NWJP is part of a powerful coalition working to pass a major piece of legislation in Salem this session. Alongside the Working Families Party, the United Food and Commercial Workers Local 555, Pineros y Campesinos Unidos del Noroeste, the Oregon Trial Lawyers’ Association, Service Employees International Union Locals 49 and 503, and the AFL-CIO, and other members of the Coalition to Stop Wage Theft, NWJP is working hard to pass the Oregon Corporate Accountability Act (OCAA).
Working families have won important victories on a range of workplace rights in the past five years: a dramatic increase to the minimum wage, paid sick leave, fair scheduling and equal pay guarantees. However, these victories need to be meaningfully enforced if workers are to benefit from them, and that is where OCAA comes in.

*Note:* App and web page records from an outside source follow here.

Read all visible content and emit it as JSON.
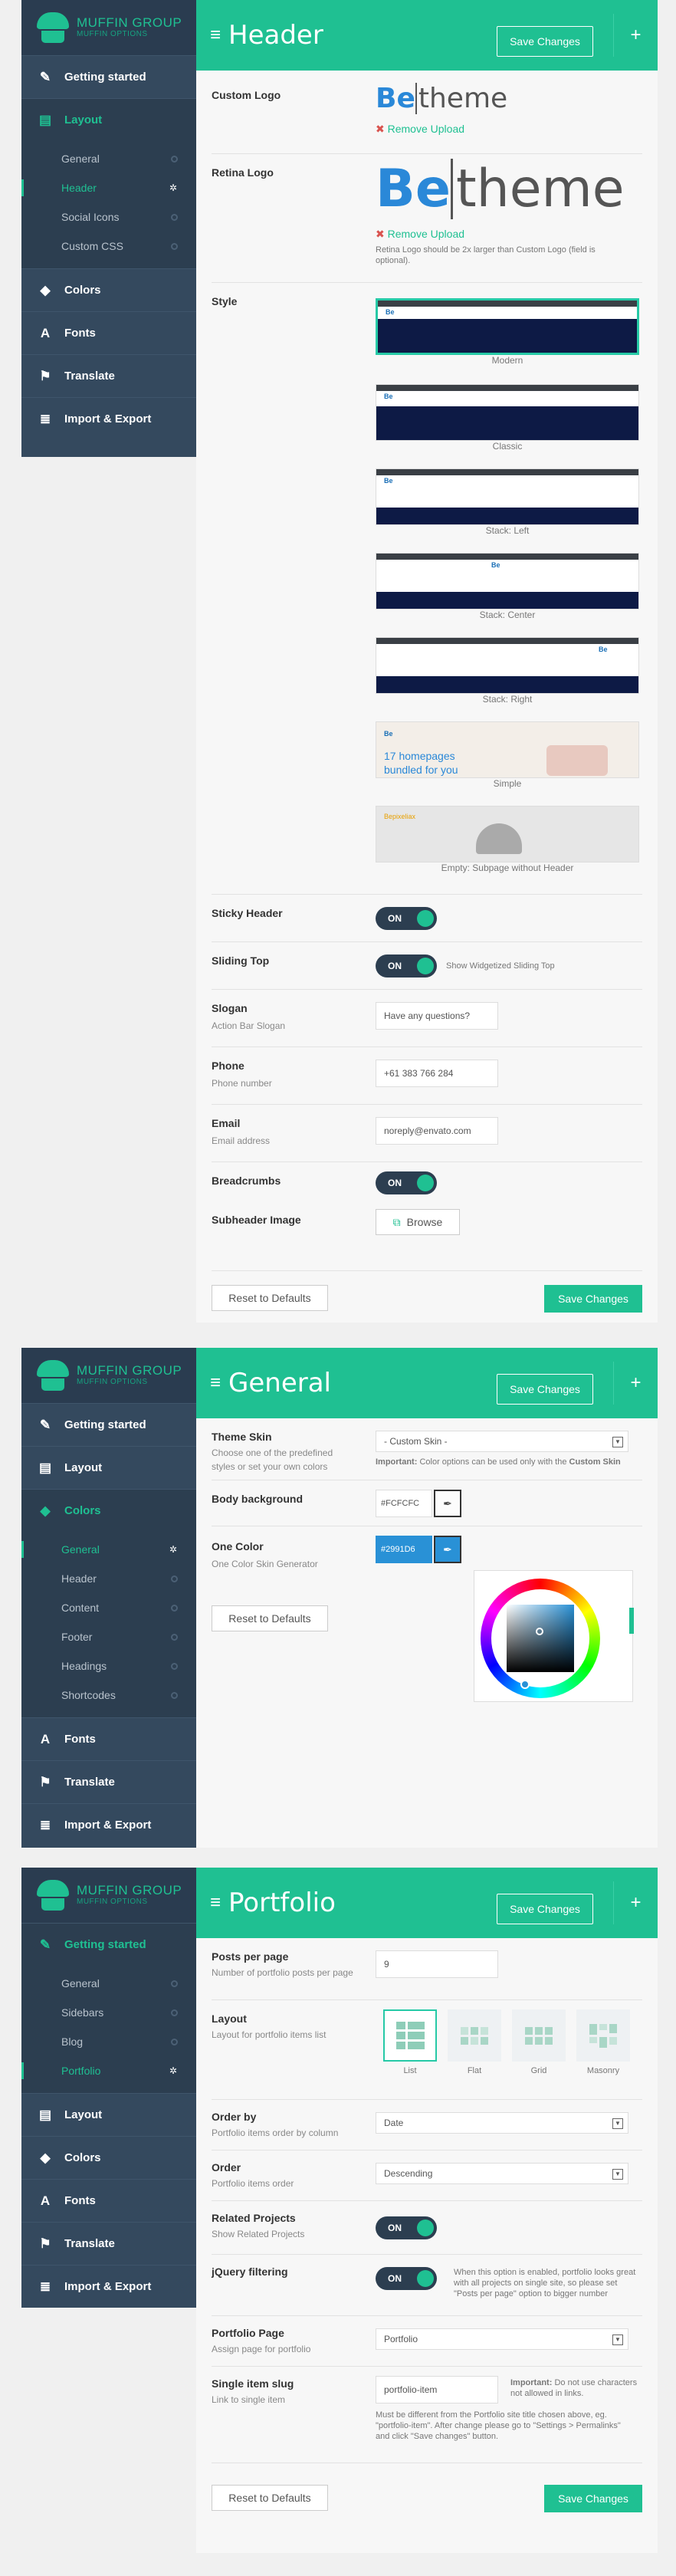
{
  "brand": {
    "name": "MUFFIN GROUP",
    "tagline": "MUFFIN OPTIONS"
  },
  "save_label": "Save Changes",
  "plus_label": "+",
  "reset_label": "Reset to Defaults",
  "on_label": "ON",
  "colors": {
    "accent": "#1fc092",
    "sidebar": "#34495e",
    "sidebar_dark": "#2c3e50",
    "hero": "#0d1a45"
  },
  "panel1": {
    "title": "Header",
    "sidebar": {
      "getting_started": "Getting started",
      "layout": "Layout",
      "subs": [
        "General",
        "Header",
        "Social Icons",
        "Custom CSS"
      ],
      "colors": "Colors",
      "fonts": "Fonts",
      "translate": "Translate",
      "import_export": "Import & Export"
    },
    "custom_logo": {
      "label": "Custom Logo",
      "remove": "Remove Upload"
    },
    "logo_text": {
      "be": "Be",
      "theme": "theme"
    },
    "retina_logo": {
      "label": "Retina Logo",
      "remove": "Remove Upload",
      "note": "Retina Logo should be 2x larger than Custom Logo (field is optional)."
    },
    "style": {
      "label": "Style",
      "options": [
        "Modern",
        "Classic",
        "Stack: Left",
        "Stack: Center",
        "Stack: Right",
        "Simple",
        "Empty: Subpage without Header"
      ],
      "simple_text": "17 homepages",
      "simple_text2": "bundled for you",
      "empty_logo": "Bepixeliax"
    },
    "sticky": {
      "label": "Sticky Header"
    },
    "sliding": {
      "label": "Sliding Top",
      "note": "Show Widgetized Sliding Top"
    },
    "slogan": {
      "label": "Slogan",
      "desc": "Action Bar Slogan",
      "value": "Have any questions?"
    },
    "phone": {
      "label": "Phone",
      "desc": "Phone number",
      "value": "+61 383 766 284"
    },
    "email": {
      "label": "Email",
      "desc": "Email address",
      "value": "noreply@envato.com"
    },
    "breadcrumbs": {
      "label": "Breadcrumbs"
    },
    "subheader": {
      "label": "Subheader Image",
      "browse": "Browse"
    }
  },
  "panel2": {
    "title": "General",
    "sidebar": {
      "getting_started": "Getting started",
      "layout": "Layout",
      "colors": "Colors",
      "subs": [
        "General",
        "Header",
        "Content",
        "Footer",
        "Headings",
        "Shortcodes"
      ],
      "fonts": "Fonts",
      "translate": "Translate",
      "import_export": "Import & Export"
    },
    "skin": {
      "label": "Theme Skin",
      "desc": "Choose one of the predefined styles or set your own colors",
      "value": "- Custom Skin -",
      "note_bold": "Important:",
      "note": "Color options can be used only with the",
      "note_end": "Custom Skin"
    },
    "body_bg": {
      "label": "Body background",
      "value": "#FCFCFC"
    },
    "one_color": {
      "label": "One Color",
      "desc": "One Color Skin Generator",
      "value": "#2991D6"
    }
  },
  "panel3": {
    "title": "Portfolio",
    "sidebar": {
      "getting_started": "Getting started",
      "subs": [
        "General",
        "Sidebars",
        "Blog",
        "Portfolio"
      ],
      "layout": "Layout",
      "colors": "Colors",
      "fonts": "Fonts",
      "translate": "Translate",
      "import_export": "Import & Export"
    },
    "posts": {
      "label": "Posts per page",
      "desc": "Number of portfolio posts per page",
      "value": "9"
    },
    "layout": {
      "label": "Layout",
      "desc": "Layout for portfolio items list",
      "options": [
        "List",
        "Flat",
        "Grid",
        "Masonry"
      ]
    },
    "orderby": {
      "label": "Order by",
      "desc": "Portfolio items order by column",
      "value": "Date"
    },
    "order": {
      "label": "Order",
      "desc": "Portfolio items order",
      "value": "Descending"
    },
    "related": {
      "label": "Related Projects",
      "desc": "Show Related Projects"
    },
    "jquery": {
      "label": "jQuery filtering",
      "note": "When this option is enabled, portfolio looks great with all projects on single site, so please set \"Posts per page\" option to bigger number"
    },
    "page": {
      "label": "Portfolio Page",
      "desc": "Assign page for portfolio",
      "value": "Portfolio"
    },
    "slug": {
      "label": "Single item slug",
      "desc": "Link to single item",
      "value": "portfolio-item",
      "note_bold": "Important:",
      "note": "Do not use characters not allowed in links.",
      "note2": "Must be different from the Portfolio site title chosen above, eg. \"portfolio-item\". After change please go to \"Settings > Permalinks\" and click \"Save changes\" button."
    }
  }
}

How Does it Work? The Oregon Corporate Accountability Act will deputize whistleblowers who identify violations to bring cases on behalf of the state. Briefly, the process goes like this:

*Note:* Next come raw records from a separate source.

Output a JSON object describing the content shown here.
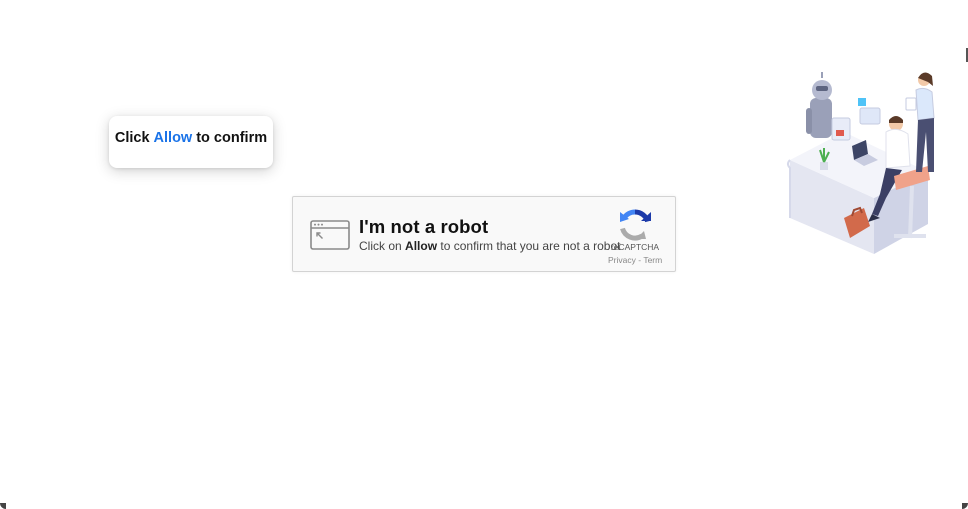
{
  "tooltip": {
    "prefix": "Click",
    "highlight": "Allow",
    "suffix": "to confirm"
  },
  "captcha": {
    "title": "I'm not a robot",
    "sub_prefix": "Click on",
    "sub_bold": "Allow",
    "sub_suffix": "to confirm that you are not a robot",
    "brand": "reCAPTCHA",
    "privacy": "Privacy",
    "separator": "-",
    "terms": "Term"
  },
  "icons": {
    "browser": "browser-window-cursor-icon",
    "recaptcha": "recaptcha-logo-icon"
  },
  "colors": {
    "accent": "#1a73e8",
    "captcha_bg": "#f9f9f9",
    "captcha_border": "#d3d3d3"
  }
}
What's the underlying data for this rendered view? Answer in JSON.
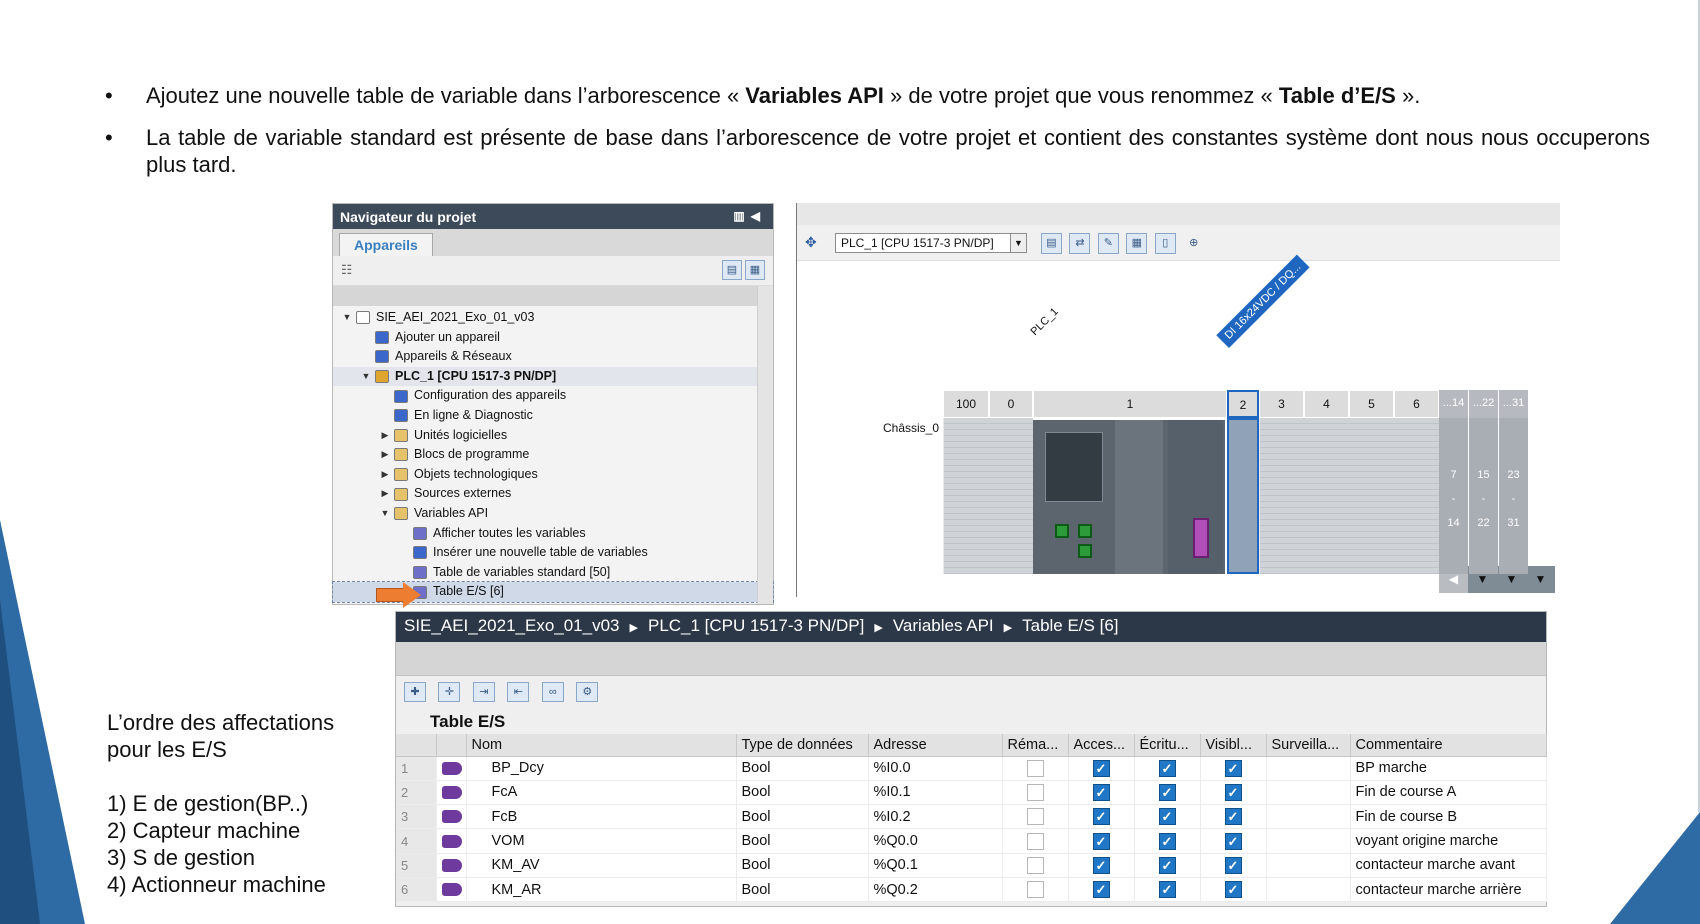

- A worker files a complaint with the Bureau of Labor and Industries. Whistleblowers who fear retaliation can also authorize a nonprofit community organization to file the complaint.
- BOLI decides whether to bring an action or let the whistleblower manage the suit on the state’s behalf. If the whistleblower proceeds, the state continues to oversee the litigation.

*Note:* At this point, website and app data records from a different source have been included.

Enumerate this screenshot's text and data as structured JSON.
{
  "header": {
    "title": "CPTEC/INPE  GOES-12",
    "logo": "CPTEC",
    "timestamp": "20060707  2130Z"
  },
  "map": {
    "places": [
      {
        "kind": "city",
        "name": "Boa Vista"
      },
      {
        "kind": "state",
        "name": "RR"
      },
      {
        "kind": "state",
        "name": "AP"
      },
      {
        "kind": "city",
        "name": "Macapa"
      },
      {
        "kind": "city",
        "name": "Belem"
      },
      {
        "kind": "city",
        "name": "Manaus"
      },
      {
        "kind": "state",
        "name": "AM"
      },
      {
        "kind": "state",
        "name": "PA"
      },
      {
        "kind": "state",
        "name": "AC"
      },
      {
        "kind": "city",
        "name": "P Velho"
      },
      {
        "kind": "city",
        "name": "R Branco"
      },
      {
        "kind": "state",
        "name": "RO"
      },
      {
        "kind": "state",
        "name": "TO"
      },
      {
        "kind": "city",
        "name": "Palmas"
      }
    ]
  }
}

- If a judge finds that the company broke the law, the company is ordered to pay penalties based on the number of impacted workers – so, small businesses will pay small fines and multinational corporations will pay large ones.
- Most of the penalty revenue goes to the state, with a portion rewarding the whistleblowers. The state can use the revenue to hire more investigators, invest in technology to streamline enforcement, or partner with community organizations to educate consumers and workers about their rights and identify violations.
We are happy to report that OCAA was voted out of the Senate Workforce committee this week, clearing its first major hurdle.
OCAA is a bill about enforcing our worker protection laws, and on advocacy day this year, we will share stories of under-enforcement and encourage our elected leaders to pass this important bill. We will have a training and orientation before any meetings take place, so don't worry if you haven't done this sort of thing before. Now is the time to get involved! Please RSVP by filling out this form.
We will be advocating together from 10 AM to 3 PM at the State Capitol on April 23rd. Lunch is provided. Please reach out to Kate Suisman at email@example.com, or 503-525-8454 with questions. We look forward to seeing you there.